Devaluation of real estate values was also an issue. Subsequently, the Supervisors repealed the 2015 ordinance allowing the dispensaries, and now “the county is guaranteed to be almost totally devoid of marijuana shops for the foreseeable future.”
The Stanislaus County story is worse. As reported in an Associated Press article by Paul Elias, having collected taxes from legal marijuana growers since 2016, the Board of Supervisors recently voted to ban marijuana in the county after the election of four new Supervisors who ran on anti-marijuana platforms. Two hundred farmers with permits that cost them $5,000 each were given three months to terminate operations. The County Sheriff estimated that in addition to the 200 licensed cultivators more than 1,000 farms operated illegally in the county.
Quoting Mr. Elias “The influx has cause a backlash among residents and led to the ouster of some leaders who approved marijuana cultivation. Ban proponents complained that a sudden influx of new marijuana growers dramatically changed the regions makeup and damaged the environment.” The action by the Council is believed to have “paved the way” for lawsuits from growers who previously received permits and paid taxes.
These, then, may be the fruits of proceeding with pro-marijuana ordinances while a major portion of the community remains in opposition. Years of futile hearings, organized resistance to proposed locations, division of the community, deposition of elected officials, and civic litigation potentially amounting to millions of dollars.
Could this happen here? If the council approves the current marijuana ordinance they will give birth to large group of angry, disenfranchised voters, who may be expected to respond actively to their marginalization. Once the permitting process begins, look for lobbying of residents, retail property managers and property owners to disallow retail cannabis facilities in or near their homes and retail outlets. The angry will also be voting, and a shift in the council majority on this issue with a one-issue November election could lead to the same adverse circumstances that Stanislaus County finds itself in currently. The mere existence of such a group may act as a deterrent to potential permit applicants.
Like many others, I don’t believe that there has been enough research, deliberation or interaction with the community by the council to proceed with approving the distribution, cultivation or processing of cannabis products in Benicia currently. My hope in responding to Vice Mayor Young’s explanation for his Dec. 19 vote is that he and Councilmember Campbell will get a better idea of the real magnitude of cannabis resistance in the community and that they will respond by regrouping, reversing their recent votes on the cannabis ordinance and joining Councilman Hughes in leading the council to an answer more acceptable to the thousands of concerned citizens and parents who are stakeholders in this issue.

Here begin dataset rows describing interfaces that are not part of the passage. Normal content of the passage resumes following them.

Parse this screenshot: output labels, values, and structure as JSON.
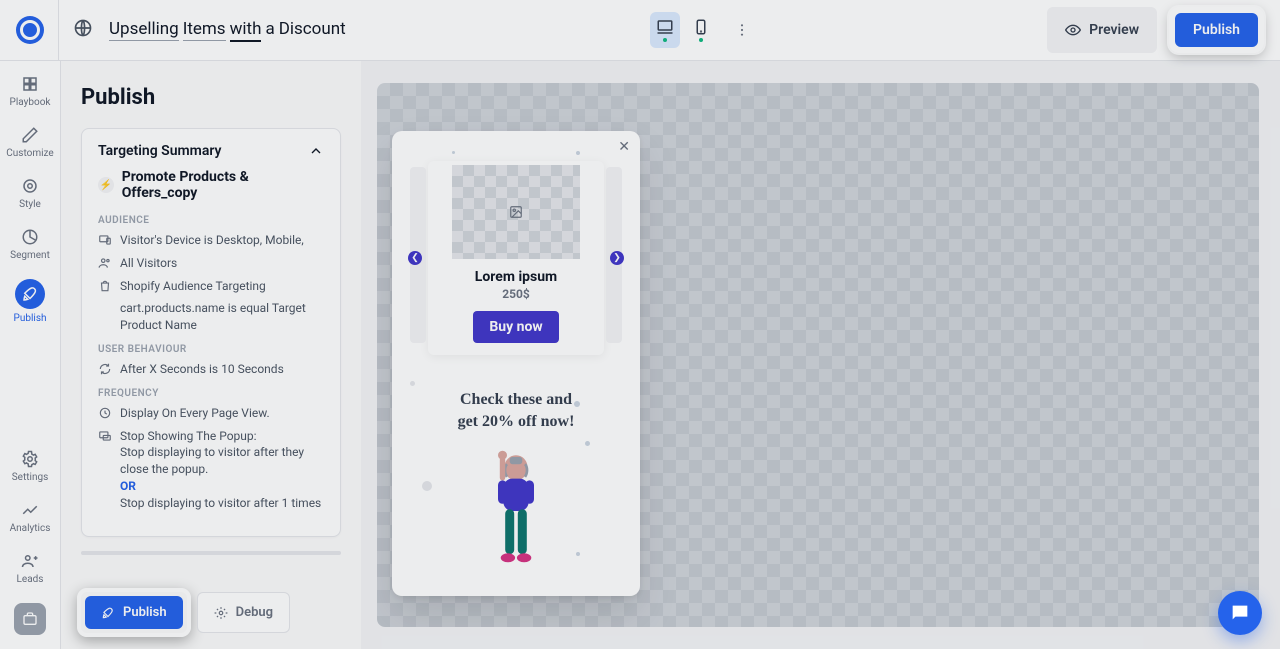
{
  "topbar": {
    "title_parts": [
      "Upselling",
      "Items",
      "with",
      "a",
      "Discount"
    ],
    "preview_label": "Preview",
    "publish_label": "Publish"
  },
  "rail": {
    "items": [
      {
        "label": "Playbook"
      },
      {
        "label": "Customize"
      },
      {
        "label": "Style"
      },
      {
        "label": "Segment"
      },
      {
        "label": "Publish"
      },
      {
        "label": "Settings"
      },
      {
        "label": "Analytics"
      },
      {
        "label": "Leads"
      }
    ]
  },
  "panel": {
    "title": "Publish",
    "card_header": "Targeting Summary",
    "promote_title": "Promote Products & Offers_copy",
    "sections": {
      "audience_label": "AUDIENCE",
      "audience_1": "Visitor's Device is Desktop, Mobile,",
      "audience_2": "All Visitors",
      "audience_3": "Shopify Audience Targeting",
      "audience_3_sub": "cart.products.name is equal Target Product Name",
      "behaviour_label": "USER BEHAVIOUR",
      "behaviour_1": "After X Seconds is 10 Seconds",
      "frequency_label": "FREQUENCY",
      "frequency_1": "Display On Every Page View.",
      "frequency_2_head": "Stop Showing The Popup:",
      "frequency_2_a": "Stop displaying to visitor after they close the popup.",
      "frequency_or": "OR",
      "frequency_2_b": "Stop displaying to visitor after 1 times"
    },
    "footer": {
      "publish": "Publish",
      "debug": "Debug"
    }
  },
  "popup": {
    "product_title": "Lorem ipsum",
    "product_price": "250$",
    "buy_label": "Buy now",
    "headline_l1": "Check these and",
    "headline_l2": "get 20% off now!"
  }
}
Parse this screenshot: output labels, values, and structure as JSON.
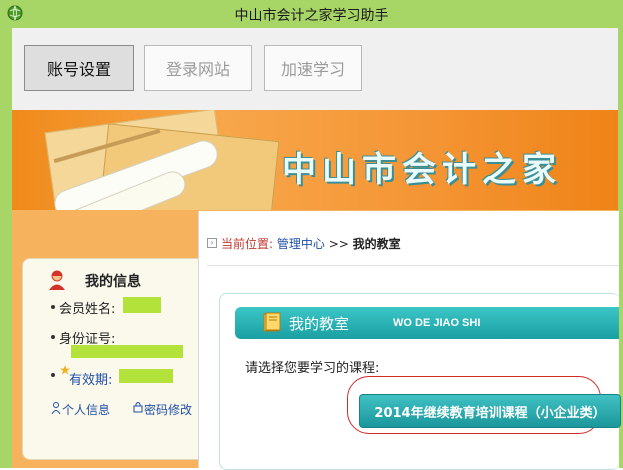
{
  "window": {
    "title": "中山市会计之家学习助手",
    "icon": "globe-icon"
  },
  "toolbar": {
    "buttons": [
      {
        "label": "账号设置",
        "active": true
      },
      {
        "label": "登录网站",
        "active": false
      },
      {
        "label": "加速学习",
        "active": false
      }
    ]
  },
  "banner": {
    "title": "中山市会计之家"
  },
  "info": {
    "title": "我的信息",
    "member_name_label": "会员姓名:",
    "id_label": "身份证号:",
    "validity_label": "有效期:",
    "personal_info_link": "个人信息",
    "password_link": "密码修改"
  },
  "breadcrumb": {
    "prefix": "当前位置:",
    "link": "管理中心",
    "separator": ">>",
    "current": "我的教室"
  },
  "classroom": {
    "title": "我的教室",
    "subtitle": "WO DE JIAO SHI",
    "prompt": "请选择您要学习的课程:",
    "course_button": "2014年继续教育培训课程（小企业类）"
  },
  "colors": {
    "frame": "#a7d666",
    "teal": "#1a9fa3",
    "banner_orange": "#f08a1a",
    "highlight_red": "#d22a2a"
  }
}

There are many issues associated with residential and commercial cultivation and cannabis processing that the public has not been adequately educated on, including ecological and quality of life concerns that may conflict with the General Plan. These processes merit full vetting by the community after the issue of distribution has been settled, and before their respective ordinances are voted on by the Council.
James Egan is a Benicia resident.